Rishi Sunak is considering blocking a key human rights law to help force through plans to send asylum seekers to Rwanda amid growing pressure from rightwing Conservative MPs.
No 10 has discussed the possibility of “disapplying” the Human Rights Act to an emergency bill in an effort to minimise legal challenges against the prime minister’s key immigration policy. Ministers are aware such a proposal could face rebellions in the Commons and the Lords, which could vote down the proposals.
A Conservative party source said: “This would tear the party apart. Several cabinet ministers and the one nationers would not stand for it – the prime minister wouldn’t even get it through the Commons. Never mind that this wouldn’t placate the head-bangers on the right either.”
The government’s quandary has emerged as a former supreme court judge said the proposals to send people seeking asylum to the east African country with no possibility of a return to the UK were “probably dead”.
The prime minister is under intense pressure from the Conservative right to get the scheme working as part of his pledge to “stop the boats” amid the Channel refugee crisis. Right-leaning MPs are demanding that a flight takes off for Kigali before the next general election, which is expected to take place before the end of 2024.
It follows a ruling by the UK’s highest court on Wednesday that Sunak’s flagship policy is unlawful because of the possibility of “refoulement” – that refugees are at risk of being sent back to their country of origin by the Rwandan government.
Refoulement is prohibited by international laws, including the European convention on human rights (ECHR), the UN refugee convention and the UN convention against torture, which have been given effect in domestic law by the Human Rights Act.
Discussions about blocking the Human Rights Act had taken place in Downing Street since the ruling, sources said.
Hours after the court ruling, Sunak said he would upgrade the agreement with the Rwandan government to a treaty and launch an emergency bill within weeks to prevent court challenges. Ministers are looking at requiring MPs to sit on Fridays and reordering the parliamentary timetable to accelerate a new bill.
Party sources said they were aware that dozens of Tory MPs could vote with Labour to block any such change. Any block on human rights laws could also face objections in the House of Lords because of mounting concern it would breach the UK’s international law obligations under the ECHR.

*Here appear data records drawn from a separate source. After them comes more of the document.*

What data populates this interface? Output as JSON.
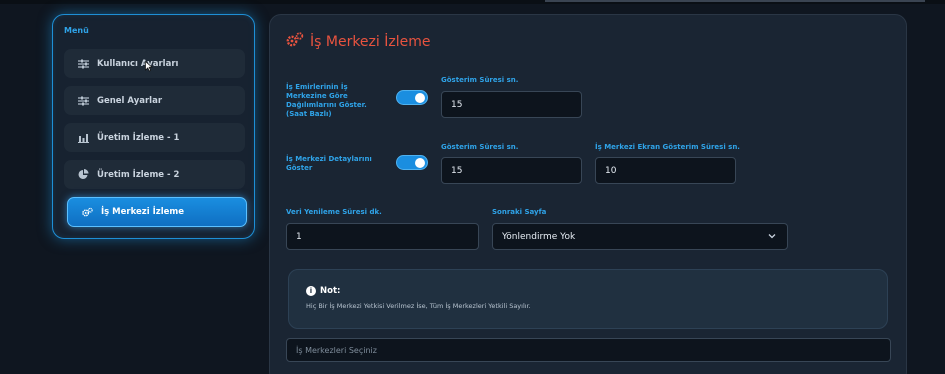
{
  "sidebar": {
    "title": "Menü",
    "items": [
      {
        "label": "Kullanıcı Ayarları",
        "icon": "sliders-icon"
      },
      {
        "label": "Genel Ayarlar",
        "icon": "sliders-icon"
      },
      {
        "label": "Üretim İzleme - 1",
        "icon": "bar-chart-icon"
      },
      {
        "label": "Üretim İzleme - 2",
        "icon": "pie-chart-icon"
      },
      {
        "label": "İş Merkezi İzleme",
        "icon": "gears-icon",
        "active": true
      }
    ]
  },
  "main": {
    "title": "İş Merkezi İzleme",
    "row1": {
      "toggle_label": "İş Emirlerinin İş Merkezine Göre Dağılımlarını Göster. (Saat Bazlı)",
      "toggle_on": true,
      "duration_label": "Gösterim Süresi sn.",
      "duration_value": "15"
    },
    "row2": {
      "toggle_label": "İş Merkezi Detaylarını Göster",
      "toggle_on": true,
      "duration_label": "Gösterim Süresi sn.",
      "duration_value": "15",
      "screen_label": "İş Merkezi Ekran Gösterim Süresi sn.",
      "screen_value": "10"
    },
    "row3": {
      "refresh_label": "Veri Yenileme Süresi dk.",
      "refresh_value": "1",
      "next_label": "Sonraki Sayfa",
      "next_value": "Yönlendirme Yok"
    },
    "note": {
      "title": "Not:",
      "text": "Hiç Bir İş Merkezi Yetkisi Verilmez İse, Tüm İş Merkezleri Yetkili Sayılır."
    },
    "workcenter_select": {
      "placeholder": "İş Merkezleri Seçiniz"
    }
  },
  "colors": {
    "accent": "#1a8ee0",
    "label_blue": "#2fa3e8",
    "title_red": "#e8533f",
    "background": "#0f1620"
  }
}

The hard-right New Conservatives grouping demanded that Sunak’s new legislation “must disapply the Human Rights Act”, while the former home secretary Suella Braverman, who was sacked by Sunak last week, said the new bill must exclude all avenues of legal challenge.
When approached by the Guardian, No 10 declined to comment.

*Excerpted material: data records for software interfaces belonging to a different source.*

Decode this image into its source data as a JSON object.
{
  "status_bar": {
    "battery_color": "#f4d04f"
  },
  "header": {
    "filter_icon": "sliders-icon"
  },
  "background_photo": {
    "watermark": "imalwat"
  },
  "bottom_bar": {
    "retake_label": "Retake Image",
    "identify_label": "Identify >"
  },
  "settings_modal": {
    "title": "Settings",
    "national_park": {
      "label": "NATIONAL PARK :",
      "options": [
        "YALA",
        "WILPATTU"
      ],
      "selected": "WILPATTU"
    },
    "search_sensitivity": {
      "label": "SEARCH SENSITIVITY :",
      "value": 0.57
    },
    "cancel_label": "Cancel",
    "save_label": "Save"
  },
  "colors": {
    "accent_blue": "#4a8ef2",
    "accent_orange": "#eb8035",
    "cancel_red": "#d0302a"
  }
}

The former supreme court judge Lord Sumption said of the Rwanda plan: “I think the current Rwanda scheme is probably dead, but we obviously have to suspend judgment until we see what this legislation or this new treaty looks like.” He also suggested judges in Strasbourg would come to a similar view of the scheme’s legality as UK supreme court justices.

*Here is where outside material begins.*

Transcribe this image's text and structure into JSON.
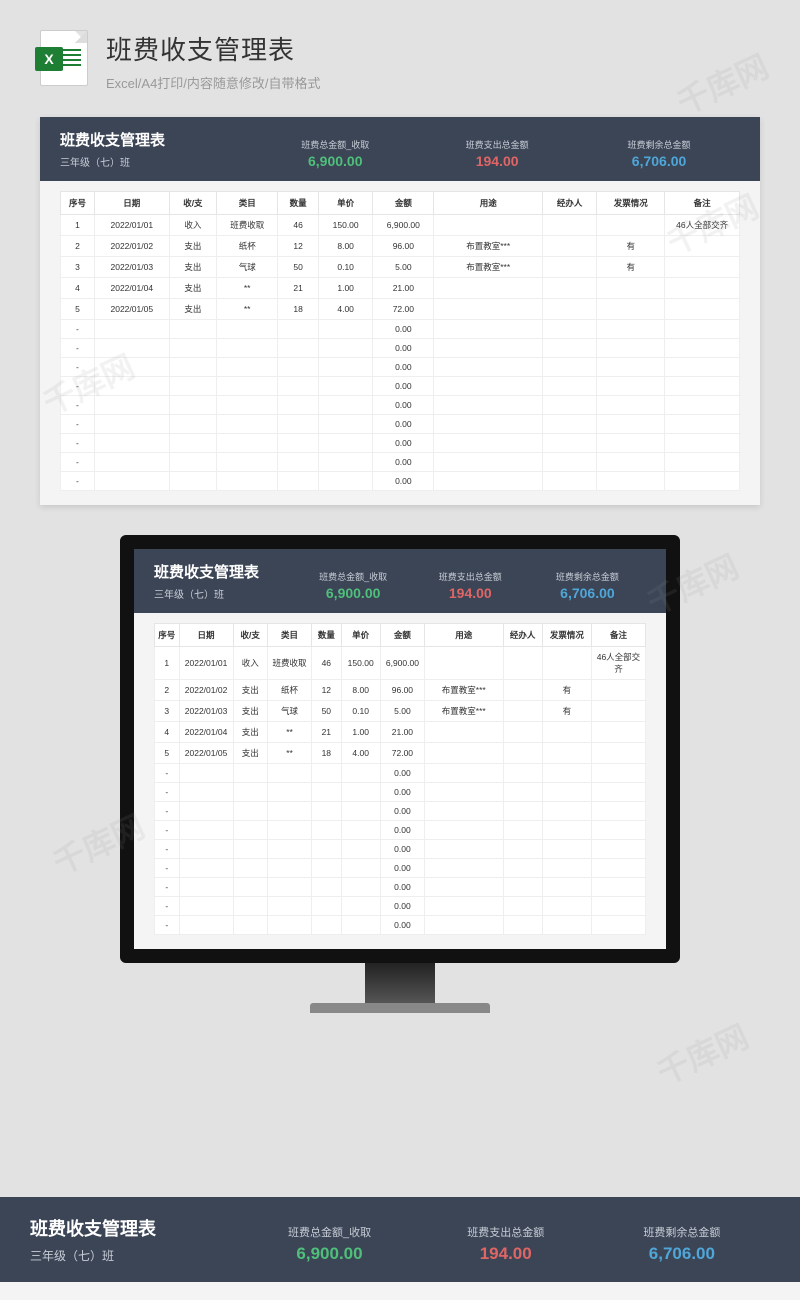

He told Sky News: “The government have made clear … that they don’t intend to do that [withdraw from the ECHR]. Although the government may well ignore interim orders from Strasbourg, they presumably intend to comply with final orders from Strasbourg. It [the Strasbourg court] will investigate safety for itself and probably arrive at a conclusion very similar to that of the supreme court.”
He said he was “sceptical” of reported plans to send British civil servants to work in the east African country, adding: “The main problem [with the] scheme is that it outsources to Rwanda the decision about whether people have refugee status.”
Speaking on Sunday, Jeremy Hunt, the chancellor, defended the government’s plans for emergency legislation and added that the government did not want to leave the ECHR despite calls from the right of the Conservative party.
“I think we will see that, because I do think, when you interview me next year, we will be having a discussion about how we have succeeded in this plan, and I will be saying: look, it wasn’t easy, we kept at it, but that is what we promise to do,” he told the BBC’s Laura Kuenssberg.
Ministers are under pressure to process the asylum claims of tens of thousands of people who arrived in the UK after the illegal migration act was passed in July.
Immigration experts said ministers could be in breach of the UN refugee convention because asylum seekers were being held – in some cases in detention centres – indefinitely. They have no prospect of being removed to a third safe country or being granted access to the asylum system in the UK under the act.
Enver Solomon, the chief executive of the Refugee Council, said: “The Illegal Migration Act is unfair, unworkable, and expensive. It’s causing huge distress and anxiety for those we support with rising levels of acute mental health problems for already traumatised men, women and children. There are serious questions about the legality of leaving people in this situation indefinitely and the government should swiftly take action by allowing them all to be given a fair hearing in the asylum system and treated with compassion and dignity.”